Excerpts from an interface dataset:
--- START ---
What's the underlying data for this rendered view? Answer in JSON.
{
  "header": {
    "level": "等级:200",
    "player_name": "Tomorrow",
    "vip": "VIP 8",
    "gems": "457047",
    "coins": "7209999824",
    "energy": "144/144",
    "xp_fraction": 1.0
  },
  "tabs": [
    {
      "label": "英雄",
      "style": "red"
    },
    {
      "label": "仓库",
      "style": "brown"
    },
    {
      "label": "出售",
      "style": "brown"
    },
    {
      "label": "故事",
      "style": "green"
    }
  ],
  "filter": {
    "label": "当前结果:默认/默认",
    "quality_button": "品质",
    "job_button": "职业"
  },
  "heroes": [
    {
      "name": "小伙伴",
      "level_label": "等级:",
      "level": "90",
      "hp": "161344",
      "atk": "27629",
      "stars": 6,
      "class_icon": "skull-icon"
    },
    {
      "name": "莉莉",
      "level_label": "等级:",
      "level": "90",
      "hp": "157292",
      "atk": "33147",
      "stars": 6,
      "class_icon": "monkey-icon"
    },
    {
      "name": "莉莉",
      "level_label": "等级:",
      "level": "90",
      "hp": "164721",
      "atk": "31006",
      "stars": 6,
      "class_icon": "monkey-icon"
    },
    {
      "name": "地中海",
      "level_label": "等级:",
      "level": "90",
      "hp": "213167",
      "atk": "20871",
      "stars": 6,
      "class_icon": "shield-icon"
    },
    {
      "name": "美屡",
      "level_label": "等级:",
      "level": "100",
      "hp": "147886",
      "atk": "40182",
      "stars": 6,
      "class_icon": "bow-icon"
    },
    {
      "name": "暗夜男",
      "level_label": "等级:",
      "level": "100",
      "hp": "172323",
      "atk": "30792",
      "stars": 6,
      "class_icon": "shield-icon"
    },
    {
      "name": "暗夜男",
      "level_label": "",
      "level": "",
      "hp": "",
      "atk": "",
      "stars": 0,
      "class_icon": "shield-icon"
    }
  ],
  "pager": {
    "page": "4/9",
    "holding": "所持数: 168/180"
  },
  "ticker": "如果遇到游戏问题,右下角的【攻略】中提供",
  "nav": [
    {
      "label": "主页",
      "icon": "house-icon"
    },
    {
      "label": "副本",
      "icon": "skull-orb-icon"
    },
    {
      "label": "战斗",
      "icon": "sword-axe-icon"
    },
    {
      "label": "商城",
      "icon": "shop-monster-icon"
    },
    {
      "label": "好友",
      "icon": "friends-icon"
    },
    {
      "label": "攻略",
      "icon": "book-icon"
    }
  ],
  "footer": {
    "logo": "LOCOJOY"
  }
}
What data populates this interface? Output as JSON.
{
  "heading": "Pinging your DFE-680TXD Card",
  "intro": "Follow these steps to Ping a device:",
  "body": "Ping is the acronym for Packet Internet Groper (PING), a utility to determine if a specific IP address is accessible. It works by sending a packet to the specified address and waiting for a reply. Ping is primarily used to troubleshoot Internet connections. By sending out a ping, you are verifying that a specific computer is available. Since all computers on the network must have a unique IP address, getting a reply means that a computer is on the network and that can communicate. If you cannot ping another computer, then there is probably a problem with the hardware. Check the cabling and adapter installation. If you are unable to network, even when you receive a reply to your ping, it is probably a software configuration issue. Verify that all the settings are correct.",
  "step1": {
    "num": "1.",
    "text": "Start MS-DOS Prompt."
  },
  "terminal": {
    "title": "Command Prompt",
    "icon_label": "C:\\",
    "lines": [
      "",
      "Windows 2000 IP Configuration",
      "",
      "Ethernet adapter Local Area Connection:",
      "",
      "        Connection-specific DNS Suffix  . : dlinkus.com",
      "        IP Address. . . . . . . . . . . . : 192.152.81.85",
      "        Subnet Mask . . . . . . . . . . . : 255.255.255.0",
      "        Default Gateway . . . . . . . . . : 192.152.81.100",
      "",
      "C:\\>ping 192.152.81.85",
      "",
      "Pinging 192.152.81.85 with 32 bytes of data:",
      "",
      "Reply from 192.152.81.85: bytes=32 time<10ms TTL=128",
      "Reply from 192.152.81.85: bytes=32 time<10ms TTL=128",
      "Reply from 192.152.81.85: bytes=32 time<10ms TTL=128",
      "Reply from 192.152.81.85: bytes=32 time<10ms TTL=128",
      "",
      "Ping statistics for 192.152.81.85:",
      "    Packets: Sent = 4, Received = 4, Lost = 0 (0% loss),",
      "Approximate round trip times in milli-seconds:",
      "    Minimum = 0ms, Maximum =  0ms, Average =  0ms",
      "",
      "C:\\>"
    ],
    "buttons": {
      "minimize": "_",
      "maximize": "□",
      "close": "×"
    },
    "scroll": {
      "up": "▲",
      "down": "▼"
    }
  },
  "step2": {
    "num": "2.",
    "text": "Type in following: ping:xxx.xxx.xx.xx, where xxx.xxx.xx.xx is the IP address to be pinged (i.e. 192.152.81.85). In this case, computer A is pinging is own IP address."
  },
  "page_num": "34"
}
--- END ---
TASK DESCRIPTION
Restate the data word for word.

EXERCISE OUTPUT
What's the underlying data for this rendered view? Answer in JSON.
{
  "header": {
    "level": "等级:200",
    "player_name": "Tomorrow",
    "vip": "VIP 8",
    "gems": "457047",
    "coins": "7209999824",
    "energy": "144/144",
    "xp_fraction": 1.0
  },
  "tabs": [
    {
      "label": "英雄",
      "style": "red"
    },
    {
      "label": "仓库",
      "style": "brown"
    },
    {
      "label": "出售",
      "style": "brown"
    },
    {
      "label": "故事",
      "style": "green"
    }
  ],
  "filter": {
    "label": "当前结果:默认/默认",
    "quality_button": "品质",
    "job_button": "职业"
  },
  "heroes": [
    {
      "name": "小伙伴",
      "level_label": "等级:",
      "level": "90",
      "hp": "161344",
      "atk": "27629",
      "stars": 6,
      "class_icon": "skull-icon"
    },
    {
      "name": "莉莉",
      "level_label": "等级:",
      "level": "90",
      "hp": "157292",
      "atk": "33147",
      "stars": 6,
      "class_icon": "monkey-icon"
    },
    {
      "name": "莉莉",
      "level_label": "等级:",
      "level": "90",
      "hp": "164721",
      "atk": "31006",
      "stars": 6,
      "class_icon": "monkey-icon"
    },
    {
      "name": "地中海",
      "level_label": "等级:",
      "level": "90",
      "hp": "213167",
      "atk": "20871",
      "stars": 6,
      "class_icon": "shield-icon"
    },
    {
      "name": "美屡",
      "level_label": "等级:",
      "level": "100",
      "hp": "147886",
      "atk": "40182",
      "stars": 6,
      "class_icon": "bow-icon"
    },
    {
      "name": "暗夜男",
      "level_label": "等级:",
      "level": "100",
      "hp": "172323",
      "atk": "30792",
      "stars": 6,
      "class_icon": "shield-icon"
    },
    {
      "name": "暗夜男",
      "level_label": "",
      "level": "",
      "hp": "",
      "atk": "",
      "stars": 0,
      "class_icon": "shield-icon"
    }
  ],
  "pager": {
    "page": "4/9",
    "holding": "所持数: 168/180"
  },
  "ticker": "如果遇到游戏问题,右下角的【攻略】中提供",
  "nav": [
    {
      "label": "主页",
      "icon": "house-icon"
    },
    {
      "label": "副本",
      "icon": "skull-orb-icon"
    },
    {
      "label": "战斗",
      "icon": "sword-axe-icon"
    },
    {
      "label": "商城",
      "icon": "shop-monster-icon"
    },
    {
      "label": "好友",
      "icon": "friends-icon"
    },
    {
      "label": "攻略",
      "icon": "book-icon"
    }
  ],
  "footer": {
    "logo": "LOCOJOY"
  }
}
What data populates this interface? Output as JSON.
{
  "heading": "Pinging your DFE-680TXD Card",
  "intro": "Follow these steps to Ping a device:",
  "body": "Ping is the acronym for Packet Internet Groper (PING), a utility to determine if a specific IP address is accessible. It works by sending a packet to the specified address and waiting for a reply. Ping is primarily used to troubleshoot Internet connections. By sending out a ping, you are verifying that a specific computer is available. Since all computers on the network must have a unique IP address, getting a reply means that a computer is on the network and that can communicate. If you cannot ping another computer, then there is probably a problem with the hardware. Check the cabling and adapter installation. If you are unable to network, even when you receive a reply to your ping, it is probably a software configuration issue. Verify that all the settings are correct.",
  "step1": {
    "num": "1.",
    "text": "Start MS-DOS Prompt."
  },
  "terminal": {
    "title": "Command Prompt",
    "icon_label": "C:\\",
    "lines": [
      "",
      "Windows 2000 IP Configuration",
      "",
      "Ethernet adapter Local Area Connection:",
      "",
      "        Connection-specific DNS Suffix  . : dlinkus.com",
      "        IP Address. . . . . . . . . . . . : 192.152.81.85",
      "        Subnet Mask . . . . . . . . . . . : 255.255.255.0",
      "        Default Gateway . . . . . . . . . : 192.152.81.100",
      "",
      "C:\\>ping 192.152.81.85",
      "",
      "Pinging 192.152.81.85 with 32 bytes of data:",
      "",
      "Reply from 192.152.81.85: bytes=32 time<10ms TTL=128",
      "Reply from 192.152.81.85: bytes=32 time<10ms TTL=128",
      "Reply from 192.152.81.85: bytes=32 time<10ms TTL=128",
      "Reply from 192.152.81.85: bytes=32 time<10ms TTL=128",
      "",
      "Ping statistics for 192.152.81.85:",
      "    Packets: Sent = 4, Received = 4, Lost = 0 (0% loss),",
      "Approximate round trip times in milli-seconds:",
      "    Minimum = 0ms, Maximum =  0ms, Average =  0ms",
      "",
      "C:\\>"
    ],
    "buttons": {
      "minimize": "_",
      "maximize": "□",
      "close": "×"
    },
    "scroll": {
      "up": "▲",
      "down": "▼"
    }
  },
  "step2": {
    "num": "2.",
    "text": "Type in following: ping:xxx.xxx.xx.xx, where xxx.xxx.xx.xx is the IP address to be pinged (i.e. 192.152.81.85). In this case, computer A is pinging is own IP address."
  },
  "page_num": "34"
}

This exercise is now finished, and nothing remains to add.